Continue to follow SOPs. The FDA recently issued a warning letter to a medical device company that allegedly failed to follow existing SOPs (e.g., performing risk analyses and undertaking validation testing of design changes). SOPs are meaningless without a commitment to adhere to their terms.
Following up those general principles with specific and internally enforceable policies is the first step to ensuring that all officers, responsible managers, and staff personnel understand the effort required for, and the substance of, a functioning compliance program.
Commit to Excellence
Reports of antifraud allegations, complaints, and billion-dollar settlements abound. Such reports clearly indicate that many government agencies (e.g., FDA, OIG, states, and so on) are committed to enforcing antifraud provisions to level the regulatory playing field. Perhaps, the government is also focusing its enforcement efforts to increase revenues and help to balance tight budgets.

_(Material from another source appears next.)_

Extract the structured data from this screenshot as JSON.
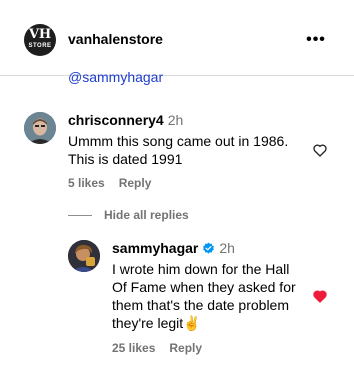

But the fear generated by news reports is never enough to obtain compliance that can be sustained over the long haul because fear alone does not incentivize directors, officers, and employees to focus on compliance rather than the operation of a business. Only a commitment to excellence from the top down will have the lasting effect sought by corporations and compliance officers alike. It will also create an organization in which compliance and business generation are properly perceived as symbiotic rather than at odds.
Corresponding author David Restaino, Esq. is a partner in the Princeton, NJ office of Fox Rothschild LLP; 1-609-895-6701; firstname.lastname@example.org. Leslie Gladstone Restaino, Esq. is general counsel of Validus Pharmaceuticals LLC.